These recommendations are all based on gardening at home in zones 4 through 7, so if you live in other zones, consult your local nursery for guidelines on late summer planting.
Brassica or Cole Crops: This isn’t just one plant, but a whole category of plants that work great into the fall. Broccoli, cabbage, cauliflower and kohlrabi all fall in this family and will do well with being planted in August. Be sure to plant these varieties from seedlings, not seeds.
Kale: This plant falls in the brassica family, too, but it deserves its own mention because some people prefer kale grown in the colder months. In fact, if you live anywhere over a zone 5b, you can grow kale through the winter with only a piece of heavy row cover for protection. Growing kale in the cold can make it sweeter, so experiment this fall to see if you prefer cold-weather kale.
Lettuce: Lettuce is a great choice for fall and early winter because a light frost won’t ruin your plants. Also, many gardeners prefer to grow lettuce in the cooler months because the summer sun can burn the tips of the leaves.

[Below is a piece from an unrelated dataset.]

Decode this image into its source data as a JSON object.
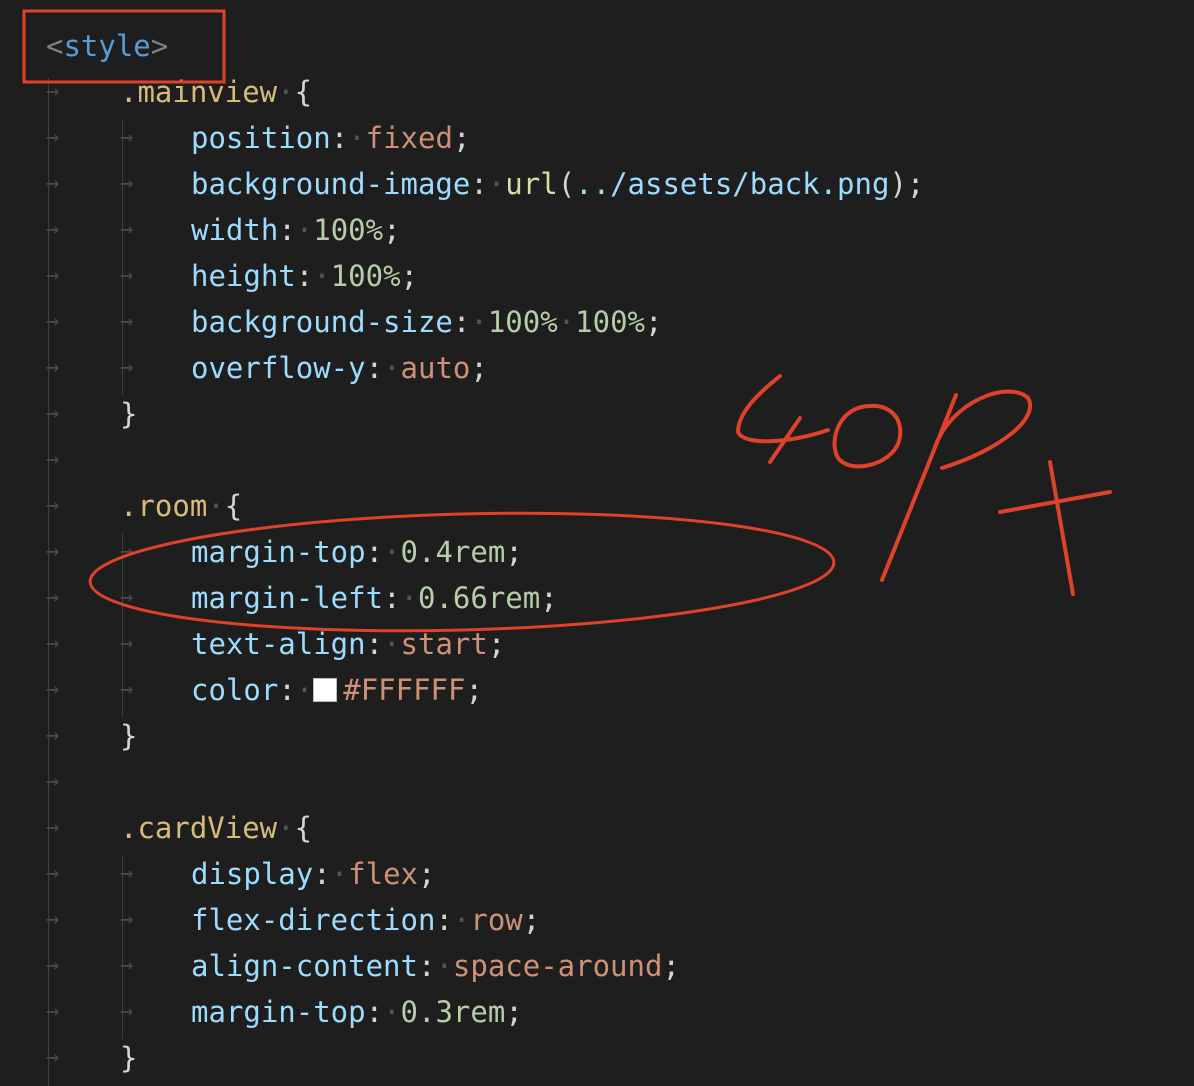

Plant lettuce eight weeks from your first frost and continue planting until two weeks before the first frost.
Carrots: These are one of the best choices for fall and winter harvests. As the temperatures drop, the starch in your carrots turns to sugar, leaving your carrots extra-sweet. Start your carrots in August with a lot of water, sprinkling them once or twice a day. Once the weather begins to cool, you may want to cover your plants with straw to keep the heat in the ground.
Spinach: Spinach thrives in the fall and will even give you a mini crop in late fall or early winter if you protect it with a cold frame or a hoop house. Your plants can over winter and then provide more harvest until early May. Start approximately eight weeks before your first frost and plant up until two weeks before the first frost.
Turnips: While turnips used to be considered food for livestock, they have been cultivated to have a more refined taste. Plant these root vegetables in late summer, or about eight weeks before your first frost to enjoy them all fall and winter.
When you’re gardening at home, be sure to include Kincaid Plant Markers so you can provide your plants with the individualized care they need to thrive. Take a look at our full selection of attractive markers to keep your garden neat throughout the year.